1. Develop a relationship
A key component of producers having a flawless transition to the new VFD regulations is to have a good working relationship with their herd veterinarian, or a Veterinarian-Client-Patient Relationship as it is referred to. Producers should already have a good relationship with their herd veterinarian, but an official VCPR will need to be in place because a VFD drug is only permitted under the professional supervision of a licensed veterinarian. Antibiotics that are deemed “medically important” to humans will now only be attainable to producers if they have a VFD from their herd veterinarian. “If you don’t routinely use a herd veterinarian, you will need one if you want to use medically important antibiotics moving forward,” says Chris Rademacher, an Iowa State University swine Extension veterinarian and GVL consultant.

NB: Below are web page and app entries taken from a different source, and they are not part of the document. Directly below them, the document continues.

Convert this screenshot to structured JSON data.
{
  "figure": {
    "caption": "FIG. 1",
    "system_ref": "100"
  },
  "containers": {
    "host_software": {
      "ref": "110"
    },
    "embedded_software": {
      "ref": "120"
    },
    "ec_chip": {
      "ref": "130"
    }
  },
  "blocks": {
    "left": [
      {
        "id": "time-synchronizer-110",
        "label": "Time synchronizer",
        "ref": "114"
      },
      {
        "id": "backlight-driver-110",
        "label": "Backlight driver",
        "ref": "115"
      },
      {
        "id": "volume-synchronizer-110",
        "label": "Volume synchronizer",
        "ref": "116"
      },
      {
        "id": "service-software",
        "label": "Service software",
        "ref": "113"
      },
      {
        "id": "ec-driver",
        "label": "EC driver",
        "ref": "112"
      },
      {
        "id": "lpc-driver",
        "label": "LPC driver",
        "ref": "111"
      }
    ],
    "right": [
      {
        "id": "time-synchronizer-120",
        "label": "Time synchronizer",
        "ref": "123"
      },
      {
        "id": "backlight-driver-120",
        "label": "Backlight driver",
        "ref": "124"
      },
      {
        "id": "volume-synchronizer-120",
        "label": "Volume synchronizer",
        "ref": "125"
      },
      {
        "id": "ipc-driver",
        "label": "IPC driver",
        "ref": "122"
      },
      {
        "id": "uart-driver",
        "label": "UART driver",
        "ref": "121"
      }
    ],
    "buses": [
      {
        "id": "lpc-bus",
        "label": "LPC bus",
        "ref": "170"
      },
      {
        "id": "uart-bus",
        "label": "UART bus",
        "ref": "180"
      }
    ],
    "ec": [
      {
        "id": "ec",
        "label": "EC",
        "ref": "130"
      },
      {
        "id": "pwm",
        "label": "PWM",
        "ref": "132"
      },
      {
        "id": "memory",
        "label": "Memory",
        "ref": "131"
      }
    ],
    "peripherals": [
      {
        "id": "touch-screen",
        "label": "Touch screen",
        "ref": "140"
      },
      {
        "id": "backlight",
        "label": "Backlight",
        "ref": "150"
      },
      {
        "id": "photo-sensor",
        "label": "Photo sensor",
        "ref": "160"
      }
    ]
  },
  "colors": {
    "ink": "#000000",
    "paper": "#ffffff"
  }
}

He says not all VCPRs are created equal and they may vary by state. To find the VCPR requirement for your state, visit www.fda.gov/AnimalVeterinary/DevelopmentApprovalProcess/ucm460406.htm.
This relationship has to be between the producer and a specific veterinarian, and not a blanket veterinary clinic. Vague language exists that is open to interpretation as to what constitutes “timely visits to premises,” but Rademacher suggests that’s a discussion producers need to have with their veterinarian to determine what’s expected. “It’s not every five years, and it’s not weekly,” he says. “I’d hope it would be interpreted as somewhere between quarterly to annually for each individual site. It would also be advisable to have routine, frequent communications with your veterinarian and to be sure to document all those interactions.”
Under the VCPR, the herd veterinarian assumes responsibility for the VFD, but the client (producer) agrees to follow the instructions of the veterinarian.